Narcissism-of-small-differences Dep’t

Neither voting for the Iraq funding bill (appearing to support giving Bush a blank check to continue with his policy of open-ended war) nor voting against it (appearing to be willing to cut off supplies to an army in combat) was an attractive choice. We ought to be able to respect, and continue to work with, those who accepted either of those bad alternatives.

The vote on the Iraq funding bill isn’t splintering the Democrats as thoroughly as immigration is splintering the Republicans, but there’s plenty of bad feeling out there. Those who voted against the appropriation are accused of being unserious, since we’re not actually going to stop supplying bullets while we have an army in combat. Those who voted for funding are accused of supporting the Bushies’ endless war. Jane Harman is catching static from her former centrist friends; elements of the netroots are swearing never to give Jerry McNerney another dime.

As a fan of both Harman and McNerney (as someone who went to a fundraiser where Harman spoke for McNerney) I’d like to offer a plea for lowered voices on this. From the viewpoint of someone who wants a speedy but carefully-executed withdrawal from Iraq, there was no good vote to cast, and either vote was defensible. That’s frequently the case in the dance of legislation. Members are forced to map quite complicated opinions onto a simple binary choice, and the result is lost information.

Whether to set a deadline in legislation was a tactical rather than a moral question. It might be better to leave things vague, if we had an Administration in power prepared to commit to an eventual end to the carnage, but we don’t. By the same token, whether to vote for or against a bill that was certain to pass was also a tactical and not a moral question.

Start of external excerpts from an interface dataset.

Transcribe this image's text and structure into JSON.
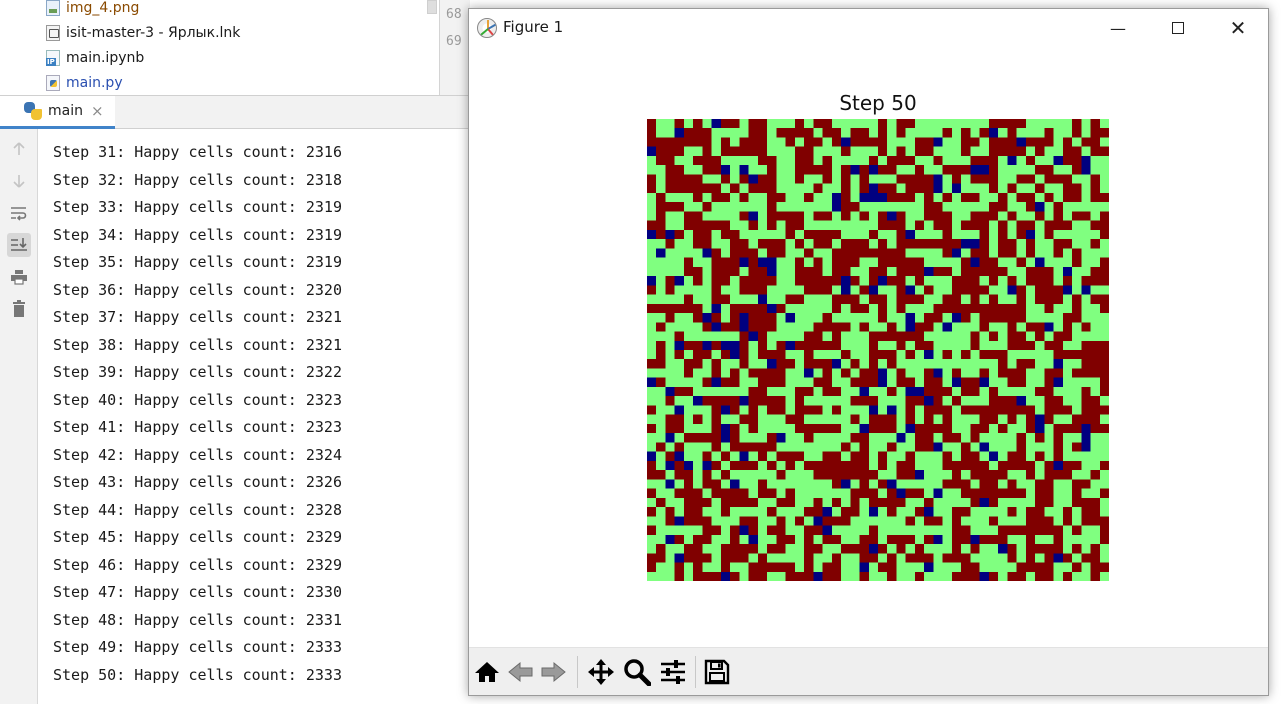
{
  "project_tree": {
    "items": [
      {
        "label": "img_4.png",
        "icon": "png-file-icon",
        "color": "#8a4a00"
      },
      {
        "label": "isit-master-3 - Ярлык.lnk",
        "icon": "shortcut-file-icon",
        "color": "#1a1a1a"
      },
      {
        "label": "main.ipynb",
        "icon": "notebook-file-icon",
        "color": "#1a1a1a",
        "badge": "IP"
      },
      {
        "label": "main.py",
        "icon": "python-file-icon",
        "color": "#2a4fb0"
      }
    ]
  },
  "editor": {
    "gutter_lines": [
      "68",
      "69"
    ]
  },
  "run_panel": {
    "tab_label": "main",
    "tab_close": "×",
    "toolbar": [
      "up-arrow-icon",
      "down-arrow-icon",
      "soft-wrap-icon",
      "scroll-to-end-icon",
      "print-icon",
      "trash-icon"
    ],
    "console_lines": [
      "Step 31: Happy cells count: 2316",
      "Step 32: Happy cells count: 2318",
      "Step 33: Happy cells count: 2319",
      "Step 34: Happy cells count: 2319",
      "Step 35: Happy cells count: 2319",
      "Step 36: Happy cells count: 2320",
      "Step 37: Happy cells count: 2321",
      "Step 38: Happy cells count: 2321",
      "Step 39: Happy cells count: 2322",
      "Step 40: Happy cells count: 2323",
      "Step 41: Happy cells count: 2323",
      "Step 42: Happy cells count: 2324",
      "Step 43: Happy cells count: 2326",
      "Step 44: Happy cells count: 2328",
      "Step 45: Happy cells count: 2329",
      "Step 46: Happy cells count: 2329",
      "Step 47: Happy cells count: 2330",
      "Step 48: Happy cells count: 2331",
      "Step 49: Happy cells count: 2333",
      "Step 50: Happy cells count: 2333"
    ]
  },
  "figure_window": {
    "title": "Figure 1",
    "controls": {
      "minimize": "—",
      "close": "✕"
    },
    "plot": {
      "title": "Step 50",
      "type": "heatmap",
      "grid_size": 50,
      "colors": {
        "red": "#800000",
        "green": "#80ff80",
        "blue": "#000080"
      }
    },
    "toolbar": [
      "home-icon",
      "back-arrow-icon",
      "forward-arrow-icon",
      "pan-icon",
      "zoom-icon",
      "subplots-config-icon",
      "save-icon"
    ]
  }
}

It was reasonable for McNerney to vote for the bill to express a desire that our withdrawal from Iraq be careful instead of pell-mell (and to assure centrists about his reasonableness and moderation). It was reasonable for Harman to vote against the bill to express a desire that our withdrawal from Iraq be in this world and not the World To Come (and to assure activists that she hasn’t sold out to George Bush or fallen under the spell of David Broder and Joe Klein, and to tell her constituents, who overwhelmingly want to damned thing to be OVER that their elected representative is listening).

Neither vote had any direct result in the theater of operations, so neither won was a “failure to support the troops.” I can respect legislators who made the choice either way. And it’s just silly to call either vote “caving it to pressure” (from the center or the left, as the case may be). Every Democrat had to choose between catching crap from the Broder/Klein axis and catching crap from the netroots (and most of the voters). If Harman had voted for the bill, the Kossacks would have been as sure that she’d caved in to “pressure from the center” as the respectable pundits are that she caved in to “pressure from the left.”

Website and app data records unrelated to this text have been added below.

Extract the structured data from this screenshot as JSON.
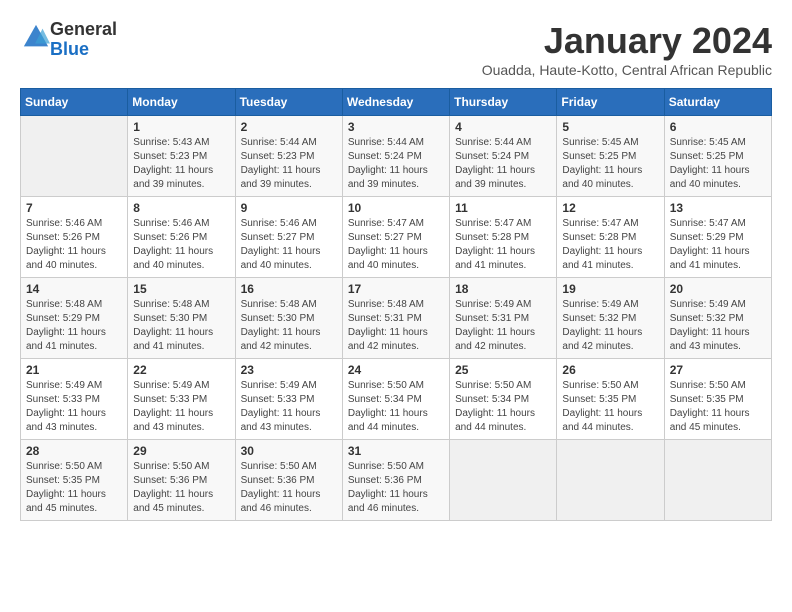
{
  "logo": {
    "general": "General",
    "blue": "Blue"
  },
  "header": {
    "month_title": "January 2024",
    "subtitle": "Ouadda, Haute-Kotto, Central African Republic"
  },
  "days_of_week": [
    "Sunday",
    "Monday",
    "Tuesday",
    "Wednesday",
    "Thursday",
    "Friday",
    "Saturday"
  ],
  "weeks": [
    [
      {
        "day": "",
        "info": ""
      },
      {
        "day": "1",
        "sunrise": "Sunrise: 5:43 AM",
        "sunset": "Sunset: 5:23 PM",
        "daylight": "Daylight: 11 hours and 39 minutes."
      },
      {
        "day": "2",
        "sunrise": "Sunrise: 5:44 AM",
        "sunset": "Sunset: 5:23 PM",
        "daylight": "Daylight: 11 hours and 39 minutes."
      },
      {
        "day": "3",
        "sunrise": "Sunrise: 5:44 AM",
        "sunset": "Sunset: 5:24 PM",
        "daylight": "Daylight: 11 hours and 39 minutes."
      },
      {
        "day": "4",
        "sunrise": "Sunrise: 5:44 AM",
        "sunset": "Sunset: 5:24 PM",
        "daylight": "Daylight: 11 hours and 39 minutes."
      },
      {
        "day": "5",
        "sunrise": "Sunrise: 5:45 AM",
        "sunset": "Sunset: 5:25 PM",
        "daylight": "Daylight: 11 hours and 40 minutes."
      },
      {
        "day": "6",
        "sunrise": "Sunrise: 5:45 AM",
        "sunset": "Sunset: 5:25 PM",
        "daylight": "Daylight: 11 hours and 40 minutes."
      }
    ],
    [
      {
        "day": "7",
        "sunrise": "Sunrise: 5:46 AM",
        "sunset": "Sunset: 5:26 PM",
        "daylight": "Daylight: 11 hours and 40 minutes."
      },
      {
        "day": "8",
        "sunrise": "Sunrise: 5:46 AM",
        "sunset": "Sunset: 5:26 PM",
        "daylight": "Daylight: 11 hours and 40 minutes."
      },
      {
        "day": "9",
        "sunrise": "Sunrise: 5:46 AM",
        "sunset": "Sunset: 5:27 PM",
        "daylight": "Daylight: 11 hours and 40 minutes."
      },
      {
        "day": "10",
        "sunrise": "Sunrise: 5:47 AM",
        "sunset": "Sunset: 5:27 PM",
        "daylight": "Daylight: 11 hours and 40 minutes."
      },
      {
        "day": "11",
        "sunrise": "Sunrise: 5:47 AM",
        "sunset": "Sunset: 5:28 PM",
        "daylight": "Daylight: 11 hours and 41 minutes."
      },
      {
        "day": "12",
        "sunrise": "Sunrise: 5:47 AM",
        "sunset": "Sunset: 5:28 PM",
        "daylight": "Daylight: 11 hours and 41 minutes."
      },
      {
        "day": "13",
        "sunrise": "Sunrise: 5:47 AM",
        "sunset": "Sunset: 5:29 PM",
        "daylight": "Daylight: 11 hours and 41 minutes."
      }
    ],
    [
      {
        "day": "14",
        "sunrise": "Sunrise: 5:48 AM",
        "sunset": "Sunset: 5:29 PM",
        "daylight": "Daylight: 11 hours and 41 minutes."
      },
      {
        "day": "15",
        "sunrise": "Sunrise: 5:48 AM",
        "sunset": "Sunset: 5:30 PM",
        "daylight": "Daylight: 11 hours and 41 minutes."
      },
      {
        "day": "16",
        "sunrise": "Sunrise: 5:48 AM",
        "sunset": "Sunset: 5:30 PM",
        "daylight": "Daylight: 11 hours and 42 minutes."
      },
      {
        "day": "17",
        "sunrise": "Sunrise: 5:48 AM",
        "sunset": "Sunset: 5:31 PM",
        "daylight": "Daylight: 11 hours and 42 minutes."
      },
      {
        "day": "18",
        "sunrise": "Sunrise: 5:49 AM",
        "sunset": "Sunset: 5:31 PM",
        "daylight": "Daylight: 11 hours and 42 minutes."
      },
      {
        "day": "19",
        "sunrise": "Sunrise: 5:49 AM",
        "sunset": "Sunset: 5:32 PM",
        "daylight": "Daylight: 11 hours and 42 minutes."
      },
      {
        "day": "20",
        "sunrise": "Sunrise: 5:49 AM",
        "sunset": "Sunset: 5:32 PM",
        "daylight": "Daylight: 11 hours and 43 minutes."
      }
    ],
    [
      {
        "day": "21",
        "sunrise": "Sunrise: 5:49 AM",
        "sunset": "Sunset: 5:33 PM",
        "daylight": "Daylight: 11 hours and 43 minutes."
      },
      {
        "day": "22",
        "sunrise": "Sunrise: 5:49 AM",
        "sunset": "Sunset: 5:33 PM",
        "daylight": "Daylight: 11 hours and 43 minutes."
      },
      {
        "day": "23",
        "sunrise": "Sunrise: 5:49 AM",
        "sunset": "Sunset: 5:33 PM",
        "daylight": "Daylight: 11 hours and 43 minutes."
      },
      {
        "day": "24",
        "sunrise": "Sunrise: 5:50 AM",
        "sunset": "Sunset: 5:34 PM",
        "daylight": "Daylight: 11 hours and 44 minutes."
      },
      {
        "day": "25",
        "sunrise": "Sunrise: 5:50 AM",
        "sunset": "Sunset: 5:34 PM",
        "daylight": "Daylight: 11 hours and 44 minutes."
      },
      {
        "day": "26",
        "sunrise": "Sunrise: 5:50 AM",
        "sunset": "Sunset: 5:35 PM",
        "daylight": "Daylight: 11 hours and 44 minutes."
      },
      {
        "day": "27",
        "sunrise": "Sunrise: 5:50 AM",
        "sunset": "Sunset: 5:35 PM",
        "daylight": "Daylight: 11 hours and 45 minutes."
      }
    ],
    [
      {
        "day": "28",
        "sunrise": "Sunrise: 5:50 AM",
        "sunset": "Sunset: 5:35 PM",
        "daylight": "Daylight: 11 hours and 45 minutes."
      },
      {
        "day": "29",
        "sunrise": "Sunrise: 5:50 AM",
        "sunset": "Sunset: 5:36 PM",
        "daylight": "Daylight: 11 hours and 45 minutes."
      },
      {
        "day": "30",
        "sunrise": "Sunrise: 5:50 AM",
        "sunset": "Sunset: 5:36 PM",
        "daylight": "Daylight: 11 hours and 46 minutes."
      },
      {
        "day": "31",
        "sunrise": "Sunrise: 5:50 AM",
        "sunset": "Sunset: 5:36 PM",
        "daylight": "Daylight: 11 hours and 46 minutes."
      },
      {
        "day": "",
        "info": ""
      },
      {
        "day": "",
        "info": ""
      },
      {
        "day": "",
        "info": ""
      }
    ]
  ]
}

There will be other votes. Eventually, enough Republicans are likely to panic in the face of the impending destruction of our military forces and the impending electoral disaster for them in 2008 to force a change. Until then, it’s all Kabuki. So exhale, and save your breath for yelling at the people who deserve yelling at. For some reason, Paul Krugman’s accurate and potent formulation of the problem &#8212 George Bush is holding our troops hostage as a means of securing funding from the Congress for his policy of open-ended war &#8212 didn’t catch on. But that’s what people on both sides of this vote should be telling the voters from now through a year from November.

Author: Mark Kleiman

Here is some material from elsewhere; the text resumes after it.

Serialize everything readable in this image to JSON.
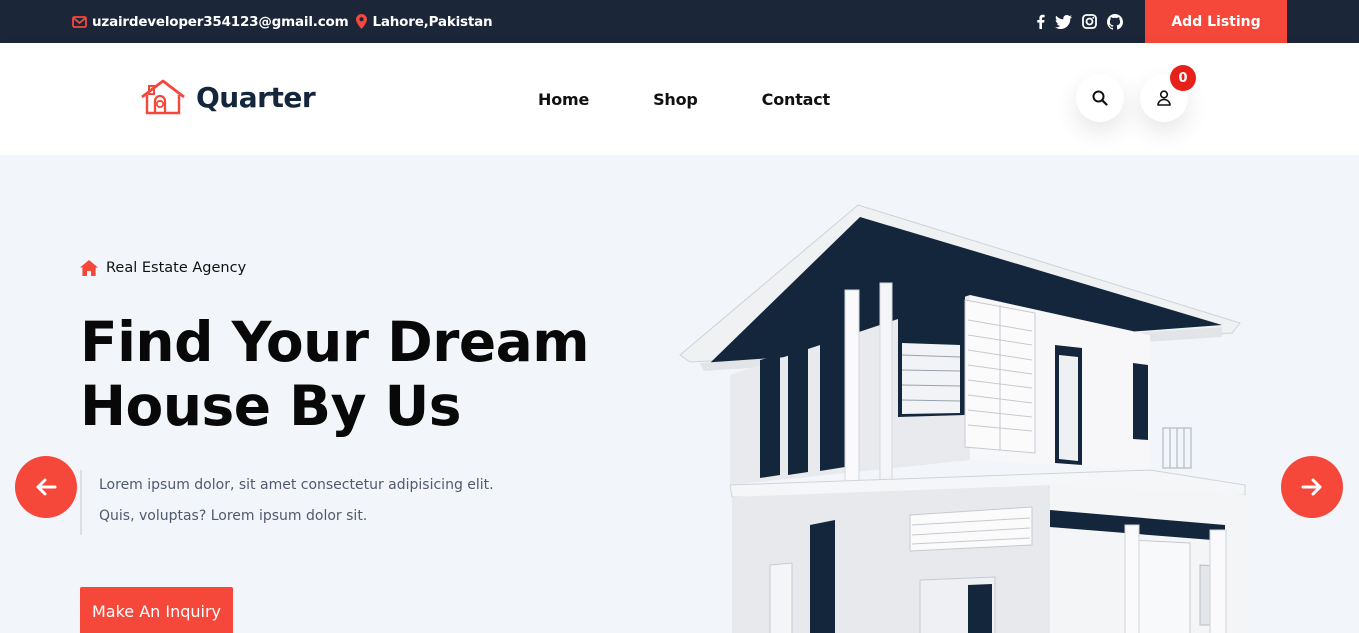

Professor of Public Policy at the NYU Marron Institute for Urban Management and editor of the Journal of Drug Policy Analysis. Teaches about the methods of policy analysis about drug abuse control and crime control policy, working out the implications of two principles: that swift and certain sanctions don't have to be severe to be effective, and that well-designed threats usually don't have to be carried out. Books: Drugs and Drug Policy: What Everyone Needs to Know (with Jonathan Caulkins and Angela Hawken) When Brute Force Fails: How to Have Less Crime and Less Punishment (Princeton, 2009; named one of the "books of the year" by The Economist Against Excess: Drug Policy for Results (Basic, 1993) Marijuana: Costs of Abuse, Costs of Control (Greenwood, 1989) UCLA Homepage Curriculum Vitae Contact: